__Exercise material__.
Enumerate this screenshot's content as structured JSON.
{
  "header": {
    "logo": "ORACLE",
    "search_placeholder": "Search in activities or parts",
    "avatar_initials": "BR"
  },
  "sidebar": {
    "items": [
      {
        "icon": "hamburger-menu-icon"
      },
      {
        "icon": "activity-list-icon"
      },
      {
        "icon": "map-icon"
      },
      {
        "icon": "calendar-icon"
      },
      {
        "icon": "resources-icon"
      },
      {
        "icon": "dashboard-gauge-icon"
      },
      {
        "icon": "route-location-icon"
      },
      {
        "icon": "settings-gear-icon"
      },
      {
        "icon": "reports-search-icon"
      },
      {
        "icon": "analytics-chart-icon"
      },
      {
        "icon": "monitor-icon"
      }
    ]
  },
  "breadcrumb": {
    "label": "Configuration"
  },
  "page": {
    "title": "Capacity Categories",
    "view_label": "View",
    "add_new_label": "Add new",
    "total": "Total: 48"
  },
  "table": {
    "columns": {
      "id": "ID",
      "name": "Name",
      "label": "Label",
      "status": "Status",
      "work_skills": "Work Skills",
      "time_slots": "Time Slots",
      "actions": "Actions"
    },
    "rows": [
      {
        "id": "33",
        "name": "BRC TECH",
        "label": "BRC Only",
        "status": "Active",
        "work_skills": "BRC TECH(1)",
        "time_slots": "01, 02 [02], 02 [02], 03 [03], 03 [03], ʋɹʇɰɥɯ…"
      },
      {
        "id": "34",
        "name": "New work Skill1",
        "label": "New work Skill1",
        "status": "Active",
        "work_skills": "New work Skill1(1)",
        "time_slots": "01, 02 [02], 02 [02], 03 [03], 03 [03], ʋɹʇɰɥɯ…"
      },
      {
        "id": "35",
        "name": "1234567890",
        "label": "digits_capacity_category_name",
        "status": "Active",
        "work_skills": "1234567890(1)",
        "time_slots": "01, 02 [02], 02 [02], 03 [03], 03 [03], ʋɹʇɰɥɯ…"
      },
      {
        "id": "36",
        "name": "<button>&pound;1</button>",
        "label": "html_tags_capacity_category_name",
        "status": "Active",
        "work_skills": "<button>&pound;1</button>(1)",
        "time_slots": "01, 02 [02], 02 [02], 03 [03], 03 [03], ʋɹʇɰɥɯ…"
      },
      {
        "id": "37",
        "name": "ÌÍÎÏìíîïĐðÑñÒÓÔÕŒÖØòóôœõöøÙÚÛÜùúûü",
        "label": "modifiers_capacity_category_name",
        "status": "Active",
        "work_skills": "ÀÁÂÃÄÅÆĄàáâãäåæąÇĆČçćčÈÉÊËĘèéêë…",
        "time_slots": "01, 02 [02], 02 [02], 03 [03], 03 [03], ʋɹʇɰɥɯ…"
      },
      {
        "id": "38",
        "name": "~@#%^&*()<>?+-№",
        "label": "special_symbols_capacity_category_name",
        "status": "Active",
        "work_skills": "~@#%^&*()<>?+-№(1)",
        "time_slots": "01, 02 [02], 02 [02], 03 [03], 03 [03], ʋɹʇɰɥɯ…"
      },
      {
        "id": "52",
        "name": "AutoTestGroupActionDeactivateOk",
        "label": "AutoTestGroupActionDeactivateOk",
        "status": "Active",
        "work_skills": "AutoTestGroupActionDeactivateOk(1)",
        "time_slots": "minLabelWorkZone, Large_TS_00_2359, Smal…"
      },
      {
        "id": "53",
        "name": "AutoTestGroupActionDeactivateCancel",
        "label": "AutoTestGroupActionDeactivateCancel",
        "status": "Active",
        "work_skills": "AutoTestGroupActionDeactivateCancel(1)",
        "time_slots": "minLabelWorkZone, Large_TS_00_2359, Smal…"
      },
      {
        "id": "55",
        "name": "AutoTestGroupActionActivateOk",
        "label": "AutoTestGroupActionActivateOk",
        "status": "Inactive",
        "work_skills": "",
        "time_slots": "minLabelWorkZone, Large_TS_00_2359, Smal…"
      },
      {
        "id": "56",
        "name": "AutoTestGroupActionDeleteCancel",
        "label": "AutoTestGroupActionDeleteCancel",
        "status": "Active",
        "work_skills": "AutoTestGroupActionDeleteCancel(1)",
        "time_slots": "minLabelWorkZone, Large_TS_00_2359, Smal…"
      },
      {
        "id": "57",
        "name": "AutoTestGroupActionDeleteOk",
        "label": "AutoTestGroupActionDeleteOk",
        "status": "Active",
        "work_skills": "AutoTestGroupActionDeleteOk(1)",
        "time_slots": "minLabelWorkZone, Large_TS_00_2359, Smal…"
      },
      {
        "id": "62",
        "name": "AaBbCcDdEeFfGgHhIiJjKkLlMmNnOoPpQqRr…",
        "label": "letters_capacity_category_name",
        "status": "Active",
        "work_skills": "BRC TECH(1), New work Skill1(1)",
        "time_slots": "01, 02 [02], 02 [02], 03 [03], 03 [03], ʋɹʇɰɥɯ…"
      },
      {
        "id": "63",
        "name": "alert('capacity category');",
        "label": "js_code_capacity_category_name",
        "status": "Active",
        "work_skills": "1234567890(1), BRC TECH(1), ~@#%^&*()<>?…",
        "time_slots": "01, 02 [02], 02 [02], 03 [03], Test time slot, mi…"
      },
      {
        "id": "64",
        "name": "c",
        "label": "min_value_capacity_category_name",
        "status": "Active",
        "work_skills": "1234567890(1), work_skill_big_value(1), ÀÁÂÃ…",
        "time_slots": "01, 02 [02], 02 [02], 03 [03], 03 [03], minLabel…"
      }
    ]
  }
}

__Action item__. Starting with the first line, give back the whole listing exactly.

__The answer__.
Enumerate this screenshot's content as structured JSON.
{
  "header": {
    "logo": "ORACLE",
    "search_placeholder": "Search in activities or parts",
    "avatar_initials": "BR"
  },
  "sidebar": {
    "items": [
      {
        "icon": "hamburger-menu-icon"
      },
      {
        "icon": "activity-list-icon"
      },
      {
        "icon": "map-icon"
      },
      {
        "icon": "calendar-icon"
      },
      {
        "icon": "resources-icon"
      },
      {
        "icon": "dashboard-gauge-icon"
      },
      {
        "icon": "route-location-icon"
      },
      {
        "icon": "settings-gear-icon"
      },
      {
        "icon": "reports-search-icon"
      },
      {
        "icon": "analytics-chart-icon"
      },
      {
        "icon": "monitor-icon"
      }
    ]
  },
  "breadcrumb": {
    "label": "Configuration"
  },
  "page": {
    "title": "Capacity Categories",
    "view_label": "View",
    "add_new_label": "Add new",
    "total": "Total: 48"
  },
  "table": {
    "columns": {
      "id": "ID",
      "name": "Name",
      "label": "Label",
      "status": "Status",
      "work_skills": "Work Skills",
      "time_slots": "Time Slots",
      "actions": "Actions"
    },
    "rows": [
      {
        "id": "33",
        "name": "BRC TECH",
        "label": "BRC Only",
        "status": "Active",
        "work_skills": "BRC TECH(1)",
        "time_slots": "01, 02 [02], 02 [02], 03 [03], 03 [03], ʋɹʇɰɥɯ…"
      },
      {
        "id": "34",
        "name": "New work Skill1",
        "label": "New work Skill1",
        "status": "Active",
        "work_skills": "New work Skill1(1)",
        "time_slots": "01, 02 [02], 02 [02], 03 [03], 03 [03], ʋɹʇɰɥɯ…"
      },
      {
        "id": "35",
        "name": "1234567890",
        "label": "digits_capacity_category_name",
        "status": "Active",
        "work_skills": "1234567890(1)",
        "time_slots": "01, 02 [02], 02 [02], 03 [03], 03 [03], ʋɹʇɰɥɯ…"
      },
      {
        "id": "36",
        "name": "<button>&pound;1</button>",
        "label": "html_tags_capacity_category_name",
        "status": "Active",
        "work_skills": "<button>&pound;1</button>(1)",
        "time_slots": "01, 02 [02], 02 [02], 03 [03], 03 [03], ʋɹʇɰɥɯ…"
      },
      {
        "id": "37",
        "name": "ÌÍÎÏìíîïĐðÑñÒÓÔÕŒÖØòóôœõöøÙÚÛÜùúûü",
        "label": "modifiers_capacity_category_name",
        "status": "Active",
        "work_skills": "ÀÁÂÃÄÅÆĄàáâãäåæąÇĆČçćčÈÉÊËĘèéêë…",
        "time_slots": "01, 02 [02], 02 [02], 03 [03], 03 [03], ʋɹʇɰɥɯ…"
      },
      {
        "id": "38",
        "name": "~@#%^&*()<>?+-№",
        "label": "special_symbols_capacity_category_name",
        "status": "Active",
        "work_skills": "~@#%^&*()<>?+-№(1)",
        "time_slots": "01, 02 [02], 02 [02], 03 [03], 03 [03], ʋɹʇɰɥɯ…"
      },
      {
        "id": "52",
        "name": "AutoTestGroupActionDeactivateOk",
        "label": "AutoTestGroupActionDeactivateOk",
        "status": "Active",
        "work_skills": "AutoTestGroupActionDeactivateOk(1)",
        "time_slots": "minLabelWorkZone, Large_TS_00_2359, Smal…"
      },
      {
        "id": "53",
        "name": "AutoTestGroupActionDeactivateCancel",
        "label": "AutoTestGroupActionDeactivateCancel",
        "status": "Active",
        "work_skills": "AutoTestGroupActionDeactivateCancel(1)",
        "time_slots": "minLabelWorkZone, Large_TS_00_2359, Smal…"
      },
      {
        "id": "55",
        "name": "AutoTestGroupActionActivateOk",
        "label": "AutoTestGroupActionActivateOk",
        "status": "Inactive",
        "work_skills": "",
        "time_slots": "minLabelWorkZone, Large_TS_00_2359, Smal…"
      },
      {
        "id": "56",
        "name": "AutoTestGroupActionDeleteCancel",
        "label": "AutoTestGroupActionDeleteCancel",
        "status": "Active",
        "work_skills": "AutoTestGroupActionDeleteCancel(1)",
        "time_slots": "minLabelWorkZone, Large_TS_00_2359, Smal…"
      },
      {
        "id": "57",
        "name": "AutoTestGroupActionDeleteOk",
        "label": "AutoTestGroupActionDeleteOk",
        "status": "Active",
        "work_skills": "AutoTestGroupActionDeleteOk(1)",
        "time_slots": "minLabelWorkZone, Large_TS_00_2359, Smal…"
      },
      {
        "id": "62",
        "name": "AaBbCcDdEeFfGgHhIiJjKkLlMmNnOoPpQqRr…",
        "label": "letters_capacity_category_name",
        "status": "Active",
        "work_skills": "BRC TECH(1), New work Skill1(1)",
        "time_slots": "01, 02 [02], 02 [02], 03 [03], 03 [03], ʋɹʇɰɥɯ…"
      },
      {
        "id": "63",
        "name": "alert('capacity category');",
        "label": "js_code_capacity_category_name",
        "status": "Active",
        "work_skills": "1234567890(1), BRC TECH(1), ~@#%^&*()<>?…",
        "time_slots": "01, 02 [02], 02 [02], 03 [03], Test time slot, mi…"
      },
      {
        "id": "64",
        "name": "c",
        "label": "min_value_capacity_category_name",
        "status": "Active",
        "work_skills": "1234567890(1), work_skill_big_value(1), ÀÁÂÃ…",
        "time_slots": "01, 02 [02], 02 [02], 03 [03], 03 [03], minLabel…"
      }
    ]
  }
}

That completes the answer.